In the data below, find each line that contains the word "Administration" and copy it.
....
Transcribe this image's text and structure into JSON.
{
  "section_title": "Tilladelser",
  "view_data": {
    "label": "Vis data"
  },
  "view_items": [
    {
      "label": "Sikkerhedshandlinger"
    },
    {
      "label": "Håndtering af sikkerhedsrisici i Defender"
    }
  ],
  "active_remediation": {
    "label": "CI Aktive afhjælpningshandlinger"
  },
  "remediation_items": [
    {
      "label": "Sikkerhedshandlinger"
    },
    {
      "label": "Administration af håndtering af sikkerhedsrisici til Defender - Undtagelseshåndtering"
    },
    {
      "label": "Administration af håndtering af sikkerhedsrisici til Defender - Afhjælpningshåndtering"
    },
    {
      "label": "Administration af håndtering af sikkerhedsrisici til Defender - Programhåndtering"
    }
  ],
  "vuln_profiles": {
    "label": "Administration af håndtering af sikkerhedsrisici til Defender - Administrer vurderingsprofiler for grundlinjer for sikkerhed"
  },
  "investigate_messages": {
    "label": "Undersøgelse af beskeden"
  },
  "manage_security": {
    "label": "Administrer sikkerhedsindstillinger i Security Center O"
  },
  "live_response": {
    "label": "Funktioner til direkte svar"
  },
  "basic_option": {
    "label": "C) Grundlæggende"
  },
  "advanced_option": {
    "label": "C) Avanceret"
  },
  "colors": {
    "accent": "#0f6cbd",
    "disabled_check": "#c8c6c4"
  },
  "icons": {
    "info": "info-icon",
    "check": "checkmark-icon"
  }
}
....
__EXERCISE ANSWER__
      "label": "Administration af håndtering af sikkerhedsrisici til Defender - Undtagelseshåndtering"
      "label": "Administration af håndtering af sikkerhedsrisici til Defender - Afhjælpningshåndtering"
      "label": "Administration af håndtering af sikkerhedsrisici til Defender - Programhåndtering"
    "label": "Administration af håndtering af sikkerhedsrisici til Defender - Administrer vurderingsprofiler for grundlinjer for sikkerhed"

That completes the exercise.